**About this task:**
The response must restate the data exactly, with nothing left out.

─── Raw data ───

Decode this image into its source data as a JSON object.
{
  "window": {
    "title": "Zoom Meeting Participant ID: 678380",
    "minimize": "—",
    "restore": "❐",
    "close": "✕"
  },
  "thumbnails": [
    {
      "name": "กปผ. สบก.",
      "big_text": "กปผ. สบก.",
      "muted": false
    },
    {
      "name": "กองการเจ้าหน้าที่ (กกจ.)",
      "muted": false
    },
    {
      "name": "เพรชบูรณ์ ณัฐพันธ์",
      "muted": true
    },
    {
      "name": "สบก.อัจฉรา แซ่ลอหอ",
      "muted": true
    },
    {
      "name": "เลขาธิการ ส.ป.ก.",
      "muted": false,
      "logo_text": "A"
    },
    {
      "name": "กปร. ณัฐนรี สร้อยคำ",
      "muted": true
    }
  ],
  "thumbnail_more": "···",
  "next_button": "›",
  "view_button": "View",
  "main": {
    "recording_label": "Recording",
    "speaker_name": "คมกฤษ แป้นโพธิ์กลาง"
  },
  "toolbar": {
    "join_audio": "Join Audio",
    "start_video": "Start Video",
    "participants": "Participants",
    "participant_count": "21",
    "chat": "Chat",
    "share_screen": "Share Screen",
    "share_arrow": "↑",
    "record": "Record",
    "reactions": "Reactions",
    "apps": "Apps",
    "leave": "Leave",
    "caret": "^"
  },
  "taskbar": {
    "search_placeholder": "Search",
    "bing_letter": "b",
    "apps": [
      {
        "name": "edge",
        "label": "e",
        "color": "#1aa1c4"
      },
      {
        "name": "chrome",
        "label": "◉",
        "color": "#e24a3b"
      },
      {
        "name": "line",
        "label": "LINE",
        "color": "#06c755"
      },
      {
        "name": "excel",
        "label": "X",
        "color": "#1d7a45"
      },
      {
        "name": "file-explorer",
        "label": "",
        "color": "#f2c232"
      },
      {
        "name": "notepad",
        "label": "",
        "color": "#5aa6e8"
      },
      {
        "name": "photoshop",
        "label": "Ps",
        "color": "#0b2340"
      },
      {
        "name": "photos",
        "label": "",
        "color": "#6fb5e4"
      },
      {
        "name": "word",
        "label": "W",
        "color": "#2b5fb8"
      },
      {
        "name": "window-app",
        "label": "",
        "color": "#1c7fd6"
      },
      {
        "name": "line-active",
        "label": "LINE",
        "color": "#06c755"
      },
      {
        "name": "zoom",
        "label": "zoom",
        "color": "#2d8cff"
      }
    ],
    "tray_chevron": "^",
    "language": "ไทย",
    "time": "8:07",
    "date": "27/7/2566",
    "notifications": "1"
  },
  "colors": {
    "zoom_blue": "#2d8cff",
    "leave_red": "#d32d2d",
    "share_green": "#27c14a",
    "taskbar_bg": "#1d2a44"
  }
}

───

**Solved problem:**
Decode this image into its source data as a JSON object.
{
  "window": {
    "title": "Zoom Meeting Participant ID: 678380",
    "minimize": "—",
    "restore": "❐",
    "close": "✕"
  },
  "thumbnails": [
    {
      "name": "กปผ. สบก.",
      "big_text": "กปผ. สบก.",
      "muted": false
    },
    {
      "name": "กองการเจ้าหน้าที่ (กกจ.)",
      "muted": false
    },
    {
      "name": "เพรชบูรณ์ ณัฐพันธ์",
      "muted": true
    },
    {
      "name": "สบก.อัจฉรา แซ่ลอหอ",
      "muted": true
    },
    {
      "name": "เลขาธิการ ส.ป.ก.",
      "muted": false,
      "logo_text": "A"
    },
    {
      "name": "กปร. ณัฐนรี สร้อยคำ",
      "muted": true
    }
  ],
  "thumbnail_more": "···",
  "next_button": "›",
  "view_button": "View",
  "main": {
    "recording_label": "Recording",
    "speaker_name": "คมกฤษ แป้นโพธิ์กลาง"
  },
  "toolbar": {
    "join_audio": "Join Audio",
    "start_video": "Start Video",
    "participants": "Participants",
    "participant_count": "21",
    "chat": "Chat",
    "share_screen": "Share Screen",
    "share_arrow": "↑",
    "record": "Record",
    "reactions": "Reactions",
    "apps": "Apps",
    "leave": "Leave",
    "caret": "^"
  },
  "taskbar": {
    "search_placeholder": "Search",
    "bing_letter": "b",
    "apps": [
      {
        "name": "edge",
        "label": "e",
        "color": "#1aa1c4"
      },
      {
        "name": "chrome",
        "label": "◉",
        "color": "#e24a3b"
      },
      {
        "name": "line",
        "label": "LINE",
        "color": "#06c755"
      },
      {
        "name": "excel",
        "label": "X",
        "color": "#1d7a45"
      },
      {
        "name": "file-explorer",
        "label": "",
        "color": "#f2c232"
      },
      {
        "name": "notepad",
        "label": "",
        "color": "#5aa6e8"
      },
      {
        "name": "photoshop",
        "label": "Ps",
        "color": "#0b2340"
      },
      {
        "name": "photos",
        "label": "",
        "color": "#6fb5e4"
      },
      {
        "name": "word",
        "label": "W",
        "color": "#2b5fb8"
      },
      {
        "name": "window-app",
        "label": "",
        "color": "#1c7fd6"
      },
      {
        "name": "line-active",
        "label": "LINE",
        "color": "#06c755"
      },
      {
        "name": "zoom",
        "label": "zoom",
        "color": "#2d8cff"
      }
    ],
    "tray_chevron": "^",
    "language": "ไทย",
    "time": "8:07",
    "date": "27/7/2566",
    "notifications": "1"
  },
  "colors": {
    "zoom_blue": "#2d8cff",
    "leave_red": "#d32d2d",
    "share_green": "#27c14a",
    "taskbar_bg": "#1d2a44"
  }
}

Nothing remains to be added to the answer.